Yet by condemning Mr. Tohti, Beijing has not only subjected itself yet again to international opprobrium, but has denied itself a critical Uighur viewpoint and an alternative approach to the deteriorating situation in Xinjiang. Before it was shut down, Mr. Tohti’s Uighurbiz website was a forum for Han and Uighur contributors to discuss Xinjiang issues, bridging the two communities; the need for more interethnic communication was a theme when the Communist Party issued revised Xinjiang policy guidelines last May.
Most important, Mr. Tohti pointed out that China’s own existing laws could protect minority cultures — if only they were observed. He did not call for a radical American-style democratization, but rather for the protection of indigenous institutions — support for non-Han cultural expression, job opportunities and truly “autonomous” government administration — that is enshrined in the Chinese Constitution and a 1984 law.

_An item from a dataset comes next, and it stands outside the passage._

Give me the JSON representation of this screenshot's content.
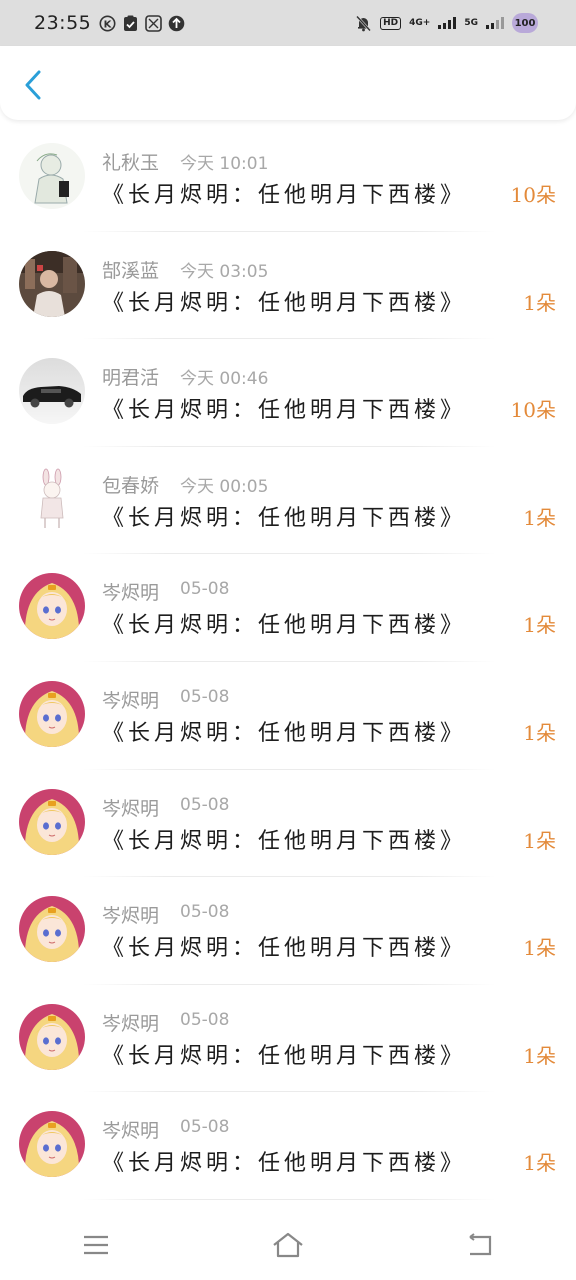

This system of “ethnic autonomy” was indirectly derived from the pluralist (though not democratic) ideology of the Qing empire (1644-1911), which first brought Xinjiang, Tibet, Mongolia and Taiwan under Beijing’s rule as a “great family under Heaven.” Though superficially resembling the system of national republics undergirding the Soviet Union, the system developed by the People’s Republic of China differed in substantial ways and was adapted to Chinese conditions and outlooks. It functioned successfully in the 1950s, when Xinjiang was designated the “Xinjiang Uighur Autonomous Region,” and again in the early 1980s, and it remains popular with minority groups even though they have never been afforded real autonomy. Far from “inciting separatism,” Mr. Tohti was advocating a return to foundational promises dating to Mao’s era.
Management of diversity and pluralism is a pressing world issue, from Scotland to Ukraine to Ferguson, Mo. China has an opportunity to contribute its own fixes to the bugs in the nation-state model, but cannot do so by locking up its most creative and courageous thinkers.
James A. Millward, a professor of history at Georgetown, is the author of “Eurasian Crossroads: A History of Xinjiang” and “The Silk Road: A Very Short Introduction.”